MATERIAL FOR THIS TASK:
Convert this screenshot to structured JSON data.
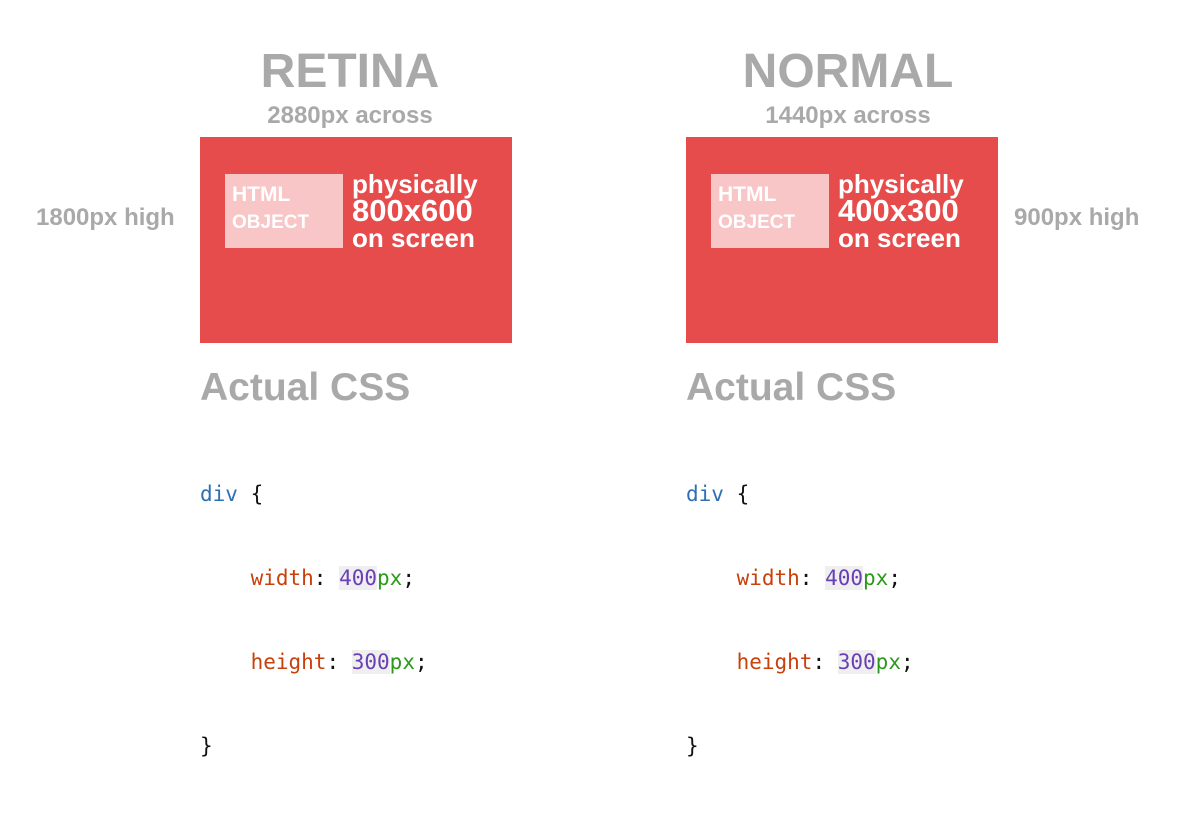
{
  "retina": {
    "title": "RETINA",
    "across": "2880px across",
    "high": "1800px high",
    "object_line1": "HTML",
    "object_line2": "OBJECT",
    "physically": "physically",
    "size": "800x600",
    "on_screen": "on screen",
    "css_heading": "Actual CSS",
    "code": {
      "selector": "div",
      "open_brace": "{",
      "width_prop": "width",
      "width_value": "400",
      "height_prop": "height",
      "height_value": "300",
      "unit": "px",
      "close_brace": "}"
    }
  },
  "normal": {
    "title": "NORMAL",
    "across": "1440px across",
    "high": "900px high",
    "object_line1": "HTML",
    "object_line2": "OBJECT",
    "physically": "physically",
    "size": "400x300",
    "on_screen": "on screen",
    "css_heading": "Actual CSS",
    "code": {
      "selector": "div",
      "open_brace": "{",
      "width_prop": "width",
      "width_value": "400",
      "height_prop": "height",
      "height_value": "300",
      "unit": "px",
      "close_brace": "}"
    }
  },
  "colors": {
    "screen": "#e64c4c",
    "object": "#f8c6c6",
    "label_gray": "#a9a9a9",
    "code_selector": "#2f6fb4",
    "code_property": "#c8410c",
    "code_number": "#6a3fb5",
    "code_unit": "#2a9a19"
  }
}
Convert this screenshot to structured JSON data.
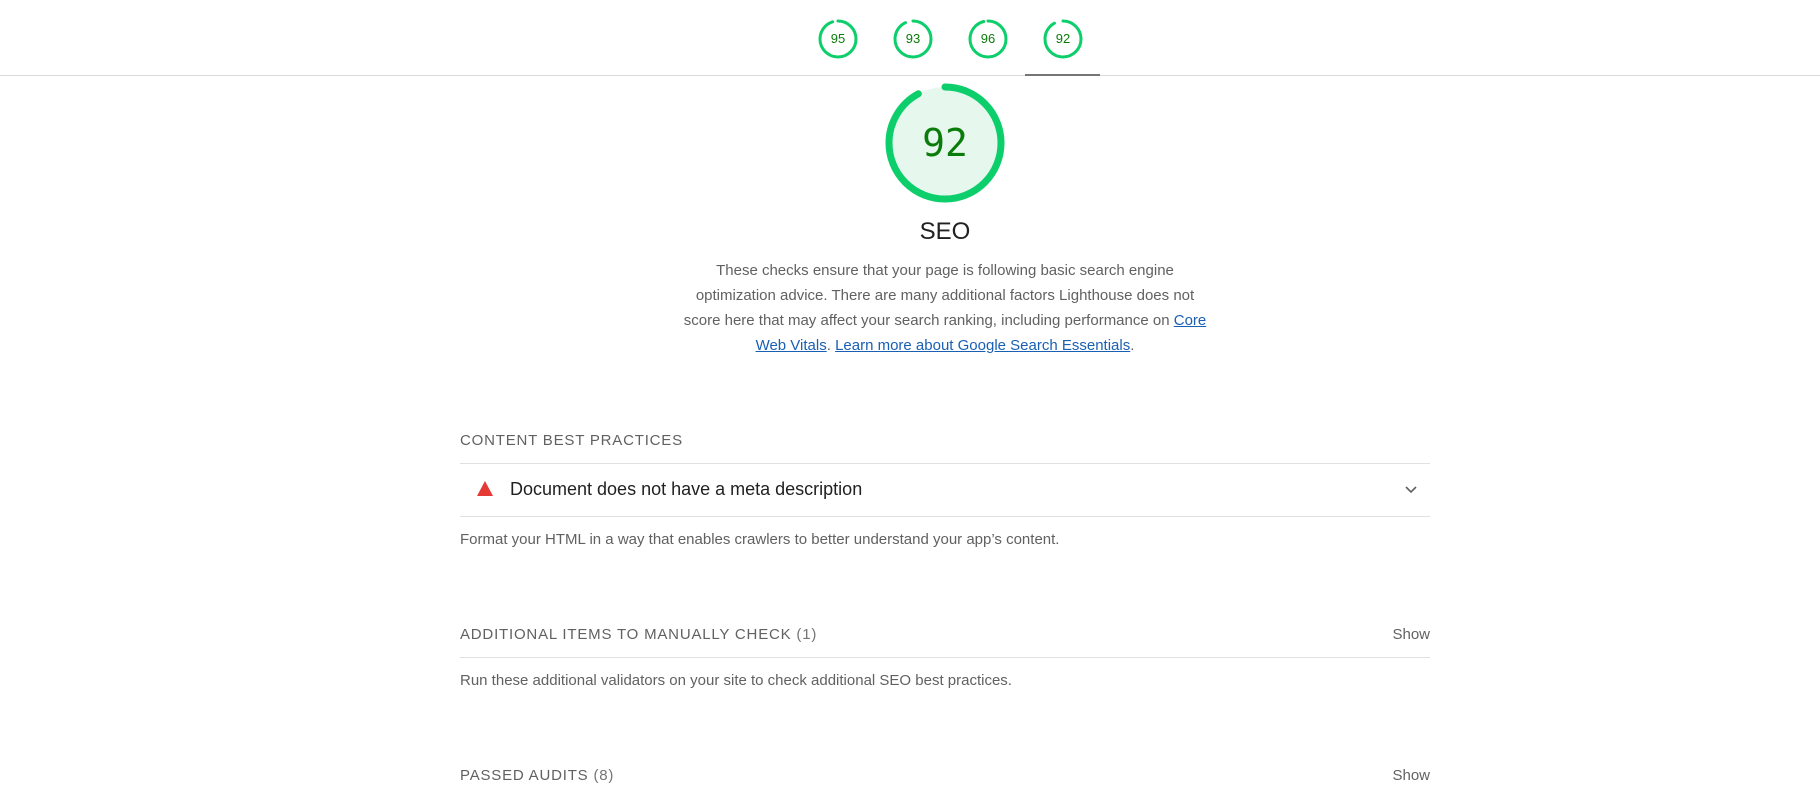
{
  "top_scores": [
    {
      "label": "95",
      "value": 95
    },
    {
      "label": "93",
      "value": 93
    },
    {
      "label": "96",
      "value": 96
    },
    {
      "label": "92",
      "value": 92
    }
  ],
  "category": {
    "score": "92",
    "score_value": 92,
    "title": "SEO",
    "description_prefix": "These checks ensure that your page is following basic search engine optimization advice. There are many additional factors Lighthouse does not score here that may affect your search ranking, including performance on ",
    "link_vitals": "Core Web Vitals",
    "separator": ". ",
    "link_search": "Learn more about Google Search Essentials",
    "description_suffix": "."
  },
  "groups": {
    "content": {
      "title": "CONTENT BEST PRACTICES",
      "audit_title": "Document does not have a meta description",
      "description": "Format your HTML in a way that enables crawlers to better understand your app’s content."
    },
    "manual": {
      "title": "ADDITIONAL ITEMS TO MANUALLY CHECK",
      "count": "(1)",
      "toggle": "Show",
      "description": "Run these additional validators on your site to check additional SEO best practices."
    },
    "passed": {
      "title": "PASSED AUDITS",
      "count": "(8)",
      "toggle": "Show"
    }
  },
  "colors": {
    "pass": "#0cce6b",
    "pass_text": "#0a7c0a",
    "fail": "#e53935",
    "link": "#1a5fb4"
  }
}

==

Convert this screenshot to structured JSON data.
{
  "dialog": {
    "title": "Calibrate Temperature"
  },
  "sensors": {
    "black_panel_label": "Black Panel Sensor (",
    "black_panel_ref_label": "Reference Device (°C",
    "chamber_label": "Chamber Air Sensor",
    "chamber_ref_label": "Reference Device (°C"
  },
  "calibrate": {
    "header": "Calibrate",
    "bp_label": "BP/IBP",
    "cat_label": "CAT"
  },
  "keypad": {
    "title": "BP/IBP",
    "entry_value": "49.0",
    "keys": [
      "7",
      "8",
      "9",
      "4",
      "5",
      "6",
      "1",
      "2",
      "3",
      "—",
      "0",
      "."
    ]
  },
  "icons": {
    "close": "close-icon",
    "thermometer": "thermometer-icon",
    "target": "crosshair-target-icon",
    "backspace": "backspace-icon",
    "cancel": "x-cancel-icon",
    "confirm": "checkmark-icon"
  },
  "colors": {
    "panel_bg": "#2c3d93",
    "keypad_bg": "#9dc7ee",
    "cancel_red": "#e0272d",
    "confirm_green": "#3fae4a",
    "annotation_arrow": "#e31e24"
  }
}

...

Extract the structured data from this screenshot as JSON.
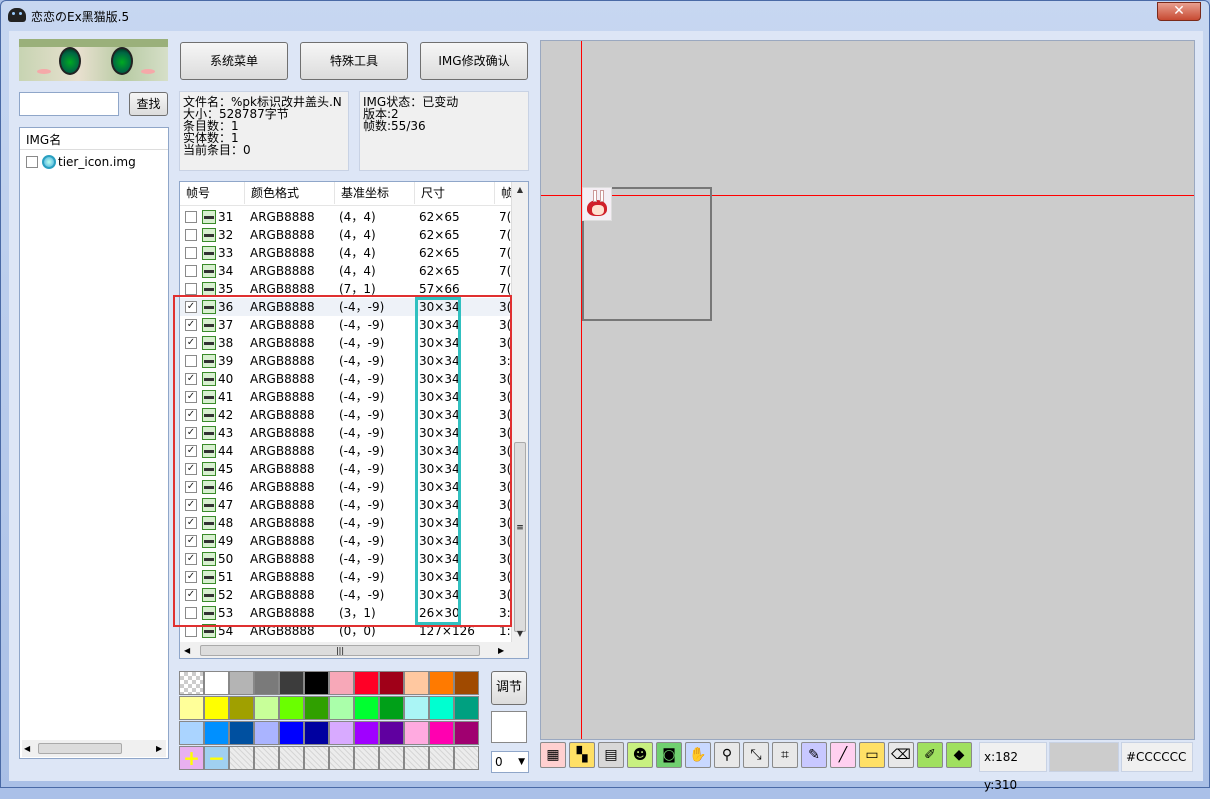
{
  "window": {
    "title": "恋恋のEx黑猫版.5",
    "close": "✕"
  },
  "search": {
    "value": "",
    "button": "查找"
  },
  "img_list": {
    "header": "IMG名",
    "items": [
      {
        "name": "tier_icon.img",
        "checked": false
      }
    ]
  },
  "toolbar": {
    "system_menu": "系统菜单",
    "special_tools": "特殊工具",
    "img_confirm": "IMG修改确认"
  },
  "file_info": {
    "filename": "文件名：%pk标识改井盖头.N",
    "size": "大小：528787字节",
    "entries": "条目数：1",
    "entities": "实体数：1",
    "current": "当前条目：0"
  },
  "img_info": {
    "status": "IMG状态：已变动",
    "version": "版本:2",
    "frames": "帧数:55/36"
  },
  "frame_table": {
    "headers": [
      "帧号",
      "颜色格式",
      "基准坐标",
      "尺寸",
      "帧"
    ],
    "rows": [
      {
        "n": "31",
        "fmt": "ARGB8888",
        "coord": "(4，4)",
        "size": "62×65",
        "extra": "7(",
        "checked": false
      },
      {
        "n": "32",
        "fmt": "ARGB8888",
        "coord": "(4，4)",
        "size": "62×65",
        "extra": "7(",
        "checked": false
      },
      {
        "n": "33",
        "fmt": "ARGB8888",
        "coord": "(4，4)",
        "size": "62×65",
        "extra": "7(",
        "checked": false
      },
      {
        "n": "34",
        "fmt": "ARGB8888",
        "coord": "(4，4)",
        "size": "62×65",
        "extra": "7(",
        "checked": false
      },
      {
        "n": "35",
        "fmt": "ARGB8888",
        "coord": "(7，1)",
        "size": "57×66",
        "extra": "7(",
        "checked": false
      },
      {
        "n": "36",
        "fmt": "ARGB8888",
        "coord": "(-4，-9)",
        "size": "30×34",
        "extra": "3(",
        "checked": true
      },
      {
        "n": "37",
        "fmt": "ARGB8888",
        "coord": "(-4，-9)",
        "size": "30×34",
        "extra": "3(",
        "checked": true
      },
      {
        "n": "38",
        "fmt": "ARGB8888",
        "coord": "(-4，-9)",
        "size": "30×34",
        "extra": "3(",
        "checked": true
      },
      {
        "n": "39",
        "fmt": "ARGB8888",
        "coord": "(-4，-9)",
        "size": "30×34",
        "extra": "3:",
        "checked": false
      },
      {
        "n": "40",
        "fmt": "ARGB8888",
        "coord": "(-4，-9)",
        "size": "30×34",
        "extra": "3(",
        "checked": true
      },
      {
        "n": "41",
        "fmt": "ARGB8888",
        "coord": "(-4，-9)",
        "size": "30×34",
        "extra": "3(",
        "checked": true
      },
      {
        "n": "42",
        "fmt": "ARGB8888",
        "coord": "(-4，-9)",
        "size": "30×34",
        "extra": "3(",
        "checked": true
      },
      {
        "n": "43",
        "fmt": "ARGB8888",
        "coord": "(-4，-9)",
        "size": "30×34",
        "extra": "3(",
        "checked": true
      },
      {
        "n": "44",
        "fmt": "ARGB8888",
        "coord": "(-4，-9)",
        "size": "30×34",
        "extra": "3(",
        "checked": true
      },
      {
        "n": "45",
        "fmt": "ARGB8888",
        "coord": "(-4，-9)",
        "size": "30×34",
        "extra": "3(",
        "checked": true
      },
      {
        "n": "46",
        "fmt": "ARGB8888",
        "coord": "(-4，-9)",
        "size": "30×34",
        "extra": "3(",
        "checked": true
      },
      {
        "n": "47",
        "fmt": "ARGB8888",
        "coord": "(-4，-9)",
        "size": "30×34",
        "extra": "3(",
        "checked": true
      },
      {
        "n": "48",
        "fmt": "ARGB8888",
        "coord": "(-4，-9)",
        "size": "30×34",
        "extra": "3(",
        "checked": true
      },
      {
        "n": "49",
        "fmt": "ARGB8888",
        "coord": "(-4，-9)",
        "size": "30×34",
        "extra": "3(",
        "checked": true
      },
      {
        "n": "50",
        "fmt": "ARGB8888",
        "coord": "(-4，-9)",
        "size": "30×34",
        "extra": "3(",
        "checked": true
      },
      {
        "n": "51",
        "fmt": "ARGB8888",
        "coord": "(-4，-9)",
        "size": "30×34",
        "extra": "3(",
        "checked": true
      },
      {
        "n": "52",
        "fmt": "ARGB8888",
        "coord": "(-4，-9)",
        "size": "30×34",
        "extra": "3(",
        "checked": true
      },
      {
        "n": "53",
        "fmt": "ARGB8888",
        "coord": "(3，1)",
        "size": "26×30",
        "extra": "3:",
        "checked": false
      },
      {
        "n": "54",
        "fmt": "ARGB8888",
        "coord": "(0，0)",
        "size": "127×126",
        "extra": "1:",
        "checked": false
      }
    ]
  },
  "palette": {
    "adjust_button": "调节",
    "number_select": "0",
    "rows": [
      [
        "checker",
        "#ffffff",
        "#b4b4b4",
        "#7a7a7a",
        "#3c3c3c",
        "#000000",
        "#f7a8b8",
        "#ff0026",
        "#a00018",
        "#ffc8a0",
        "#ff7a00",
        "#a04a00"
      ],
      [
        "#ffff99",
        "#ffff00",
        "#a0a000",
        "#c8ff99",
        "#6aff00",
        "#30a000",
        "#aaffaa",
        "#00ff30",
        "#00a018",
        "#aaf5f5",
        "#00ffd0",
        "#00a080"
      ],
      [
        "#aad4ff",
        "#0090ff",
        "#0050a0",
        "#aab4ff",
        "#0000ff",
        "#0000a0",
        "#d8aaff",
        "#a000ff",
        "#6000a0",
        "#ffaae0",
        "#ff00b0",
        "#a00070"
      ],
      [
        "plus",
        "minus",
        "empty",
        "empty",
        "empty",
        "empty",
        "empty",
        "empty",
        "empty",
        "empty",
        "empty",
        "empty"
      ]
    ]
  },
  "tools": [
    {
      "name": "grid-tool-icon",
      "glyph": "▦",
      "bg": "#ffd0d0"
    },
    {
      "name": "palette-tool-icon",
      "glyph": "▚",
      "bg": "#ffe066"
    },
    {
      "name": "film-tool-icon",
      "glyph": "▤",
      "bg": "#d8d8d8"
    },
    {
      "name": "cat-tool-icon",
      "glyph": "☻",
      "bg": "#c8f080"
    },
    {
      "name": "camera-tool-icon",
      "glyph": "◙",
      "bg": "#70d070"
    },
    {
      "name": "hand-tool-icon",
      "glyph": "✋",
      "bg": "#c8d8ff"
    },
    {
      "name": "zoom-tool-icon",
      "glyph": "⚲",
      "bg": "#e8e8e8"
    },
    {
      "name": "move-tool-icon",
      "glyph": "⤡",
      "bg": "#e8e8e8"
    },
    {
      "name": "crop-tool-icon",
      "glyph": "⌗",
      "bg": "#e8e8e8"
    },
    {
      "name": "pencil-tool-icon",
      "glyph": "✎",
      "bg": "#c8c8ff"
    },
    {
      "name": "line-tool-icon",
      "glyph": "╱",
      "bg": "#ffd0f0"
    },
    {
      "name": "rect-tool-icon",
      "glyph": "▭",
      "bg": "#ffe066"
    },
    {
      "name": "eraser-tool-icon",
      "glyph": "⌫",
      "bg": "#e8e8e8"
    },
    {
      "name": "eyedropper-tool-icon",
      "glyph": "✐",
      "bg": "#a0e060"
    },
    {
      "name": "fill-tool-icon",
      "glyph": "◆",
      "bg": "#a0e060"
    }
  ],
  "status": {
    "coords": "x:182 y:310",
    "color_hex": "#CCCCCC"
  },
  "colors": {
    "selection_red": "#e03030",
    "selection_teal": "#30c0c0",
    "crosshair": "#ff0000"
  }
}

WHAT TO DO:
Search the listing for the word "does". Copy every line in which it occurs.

RESULT OF THE EXERCISE:
    "description_prefix": "These checks ensure that your page is following basic search engine optimization advice. There are many additional factors Lighthouse does not score here that may affect your search ranking, including performance on ",
      "audit_title": "Document does not have a meta description",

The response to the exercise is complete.